Even though Webb was injured last season, he was still the guy who had won a Cy Young and when paired with Dan Haren, gave the team a face.
This season with Webb trying to rebuild his career as a Texas Ranger, there are no super stars. There's no one or two guys that the media is going to flock to for answers and there's no single player to dominate the clubhouse.
According to veteran infielder Geoff Blum, 37, who's played on five teams in his 12 years in the majors, having star players can be a mixed blessing.
"If you get the super stars on the team and everybody focuses on those one or two guys and it kind of detracts from the rest of the club house and that makes it kind of interesting throughout the course of the season when you need all 25 guys plus during a 162-game schedule," Blum said.
One guy who could step into a starring role is center fielder Chris Young. But even Chris thinks that's stretch for him and also doesn't see any one guy being "The Man".

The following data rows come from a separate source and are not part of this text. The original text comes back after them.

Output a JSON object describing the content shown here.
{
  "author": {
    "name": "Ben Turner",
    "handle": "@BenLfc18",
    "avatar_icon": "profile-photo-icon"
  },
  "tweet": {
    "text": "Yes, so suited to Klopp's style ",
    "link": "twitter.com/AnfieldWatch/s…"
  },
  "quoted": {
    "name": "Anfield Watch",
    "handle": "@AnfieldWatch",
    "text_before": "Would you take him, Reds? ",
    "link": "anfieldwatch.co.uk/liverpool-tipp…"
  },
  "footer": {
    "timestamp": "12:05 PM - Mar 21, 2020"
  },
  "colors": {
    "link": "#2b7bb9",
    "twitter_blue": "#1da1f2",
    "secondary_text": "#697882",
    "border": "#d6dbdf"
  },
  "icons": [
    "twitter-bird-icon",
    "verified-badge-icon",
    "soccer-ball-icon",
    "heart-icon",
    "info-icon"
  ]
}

"The type of team we have, your not necessarily going to have that guy," Young said, "You're not going to have that one guy that everybody goes to for advise or that one guy that's going to stand up in the middle and tell everybody what they need to do."
Both Blum and Young did mention one name, however, and it wasn't a player.
Manager Kirk Gibson is as close as it comes to Diamondbacks' star power. He's the name everyone around baseball knows and respects for what he's done as a player. And while this is Gibby's first go as a major league manager, he and his highly experienced coaching staff have already earned the ear of the team.
"You look at our coaching staff, those guys carry a lot of weight. If they're going to be talking, we're going to be listening. Those guys have big league experience, World Series experience, All-Star experience. I mean they have some serious street cred that allows them to be able to speak their mind and have us listen," Blum said.
Young also was quick to mention Gibson's name when asked about team leadership, "I think with Kirk (Gibson) being here, he's doing a good job of trying to initiate more of a team attitude -- like a Diamondback Way so to speak -- to try and establish it that way as opposed to having two or three marquee guys that are going to try and carry us."
Maybe Justin Upton, who turns 24 in August, will step into that starring role. He's clearly the most talented player on the roster but he's a long way from being a super star or even a guy who can command the automatic respect from his teammates. In the meantime, Gibson and his coaching staff along with veterans like Blum, Melvin Mora, Henry Blanco and Mike Hampton will be carrying the leadership load.